Law is a field ruled by logic, and so it’s no surprise that more than a few legal professionals look askance at the idea of emotional intelligence. And yet, EI (alternately referred to as “EQ,” from the term “emotional quotient”) remains a critical factor for success as a lawyer. Of course, a lawyer must be experienced, skilled, and knowledgeable. But no amount of experience, skill, or knowledge can compensate for inflexibility or obliviousness in interpersonal interactions. Simply put, a lawyer with high EI will be a more effective practitioner than one lacking in EI. When it comes to flexibly staffed lawyers, EI is crucial because a practitioner with high emotional intelligence will prove more adaptable, a better team player, and easier to train and manage.

 The concept of Emotional Intelligence has been around since the 1960s and gained prominence with the 1995 publication of Daniel Goleman’s book, Emotional Intelligence: Why It Can Matter More than IQ. Formal definitions of the concept vary; at its core, it refers to an individual’s adaptability in human interactions, in particular the individual’s ability to quickly and accurately perceive the social and emotional context of an interaction and how fast and how effectively the individual adapts to that context to function constructively and productively. Like intelligence, EI is a fundamental ability that profoundly affects an individual’s social interactions – and how people interact with that individual.

Given that emotional intelligence has a substantial positive impact on lawyer productivity, EI is of great importance when selecting suitable talent. It is critical in temporary positions filled by “flex” lawyers: a high-EI practitioner can quickly fit into an organization’s culture and quickly demonstrate their value. Moreover, individuals with high EI are easier to teach and supervise, which results in a lower “management load” for supervisors. 

In light of the importance of EI in flexible staffing, it is crucial to understand how best to screen for it. Despite attempts to automate EI screening through artificial intelligence, AI remains an inadequate substitute for an experienced and skilled interviewer. Only a human (so far!) can look beyond the substance of a candidate’s responses in interpreting body language, gestures, tone of voice, the pace of speech, and other non-verbal factors.

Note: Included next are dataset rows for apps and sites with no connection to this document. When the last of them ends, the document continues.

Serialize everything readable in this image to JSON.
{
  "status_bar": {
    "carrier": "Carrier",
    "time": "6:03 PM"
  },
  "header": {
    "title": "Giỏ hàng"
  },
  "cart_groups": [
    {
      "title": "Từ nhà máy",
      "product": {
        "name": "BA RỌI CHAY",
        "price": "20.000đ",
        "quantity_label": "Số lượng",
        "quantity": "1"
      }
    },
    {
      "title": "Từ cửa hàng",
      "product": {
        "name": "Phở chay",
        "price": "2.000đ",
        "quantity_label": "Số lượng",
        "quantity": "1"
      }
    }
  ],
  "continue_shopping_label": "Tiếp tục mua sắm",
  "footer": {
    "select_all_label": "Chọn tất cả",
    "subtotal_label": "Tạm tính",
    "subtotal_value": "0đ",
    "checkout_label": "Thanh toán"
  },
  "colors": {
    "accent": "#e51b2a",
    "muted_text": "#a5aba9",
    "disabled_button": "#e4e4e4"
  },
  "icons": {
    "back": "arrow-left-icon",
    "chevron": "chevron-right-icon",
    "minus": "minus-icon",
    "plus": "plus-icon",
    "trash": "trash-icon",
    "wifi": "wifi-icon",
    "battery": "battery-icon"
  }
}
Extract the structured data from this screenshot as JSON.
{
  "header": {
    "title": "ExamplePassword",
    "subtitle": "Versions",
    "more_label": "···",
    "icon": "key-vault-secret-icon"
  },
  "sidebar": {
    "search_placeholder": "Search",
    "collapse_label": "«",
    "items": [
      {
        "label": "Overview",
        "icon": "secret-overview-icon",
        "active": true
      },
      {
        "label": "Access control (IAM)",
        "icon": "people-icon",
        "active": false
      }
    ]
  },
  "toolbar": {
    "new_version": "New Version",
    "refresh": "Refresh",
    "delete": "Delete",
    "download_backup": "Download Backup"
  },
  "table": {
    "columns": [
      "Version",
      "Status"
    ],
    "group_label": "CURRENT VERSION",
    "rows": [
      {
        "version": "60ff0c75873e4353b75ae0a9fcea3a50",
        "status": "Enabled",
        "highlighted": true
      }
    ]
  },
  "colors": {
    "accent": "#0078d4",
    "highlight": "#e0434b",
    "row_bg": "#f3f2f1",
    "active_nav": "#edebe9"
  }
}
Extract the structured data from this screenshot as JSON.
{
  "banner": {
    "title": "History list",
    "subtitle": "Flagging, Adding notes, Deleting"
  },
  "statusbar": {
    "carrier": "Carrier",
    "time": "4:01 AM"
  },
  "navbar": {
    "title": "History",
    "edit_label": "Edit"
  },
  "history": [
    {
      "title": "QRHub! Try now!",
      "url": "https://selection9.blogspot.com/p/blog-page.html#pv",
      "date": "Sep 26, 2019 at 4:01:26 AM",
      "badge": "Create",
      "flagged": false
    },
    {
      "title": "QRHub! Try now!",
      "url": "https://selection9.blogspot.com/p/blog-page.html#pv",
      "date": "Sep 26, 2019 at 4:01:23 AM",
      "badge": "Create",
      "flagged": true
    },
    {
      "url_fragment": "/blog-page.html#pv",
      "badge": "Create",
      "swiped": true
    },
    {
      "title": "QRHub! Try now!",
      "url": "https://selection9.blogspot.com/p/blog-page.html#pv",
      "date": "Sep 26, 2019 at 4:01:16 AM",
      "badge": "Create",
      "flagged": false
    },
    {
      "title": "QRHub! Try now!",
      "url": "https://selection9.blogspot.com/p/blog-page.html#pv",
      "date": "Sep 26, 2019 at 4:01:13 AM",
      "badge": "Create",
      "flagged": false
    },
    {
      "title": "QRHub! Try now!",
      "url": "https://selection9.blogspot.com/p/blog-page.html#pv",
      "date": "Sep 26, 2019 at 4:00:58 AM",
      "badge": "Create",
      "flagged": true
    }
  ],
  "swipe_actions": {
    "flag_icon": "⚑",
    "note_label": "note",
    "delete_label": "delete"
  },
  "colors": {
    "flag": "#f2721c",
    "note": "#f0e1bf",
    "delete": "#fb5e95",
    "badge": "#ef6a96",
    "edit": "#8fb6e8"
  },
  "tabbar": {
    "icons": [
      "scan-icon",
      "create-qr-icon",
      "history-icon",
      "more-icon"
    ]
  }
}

A good recruiter also becomes familiar with the client’s culture and the personalities involved.

When screening talent, an interviewer should determine a candidate’s adaptability and abilities in four domains: self-awareness, self-management, social awareness, and relationship management. When asking a candidate about a specific episode in their work history, a skilled recruiter considers questions like:

  • Did they understand the situation – their role, the impact of their behavior/approach
  • Did they demonstrate insight into how others perceived them and experienced a situation?
  • Did they adapt on their own as opposed to requiring the involvement of other people?
  • Did they navigate the web of relationships involved?

The interviewer must also be on the lookout for red-flags, such as a candidate lacking insight or being oblivious to how co-workers perceived the candidate and their behavior, inflexibility in handling changing circumstance and unexpected developments, and lack of empathy towards their colleagues.

The conventional wisdom regards legal knowledge, skill, and experience as the sine qua non of lawyering. It would be foolish to dismiss their significance, but it would be equally unwise to ignore EI’s importance, especially in flexible lawyering. However you obtain legal talent, make sure that high EI is part of the package. Screening for EI can make all the difference between a poor fit and an excellent choice.

(For more information of EI and Lawyering, see Christine C. Kelton, Clients Want Results, Lawyers Need Emotional Intelligence, 63 Clev. St. L. Rev. 459 (2015) available at and Ronda Muir, Beyond Smart: Lawyering with Emotional Intelligence, American Bar Association (2017).)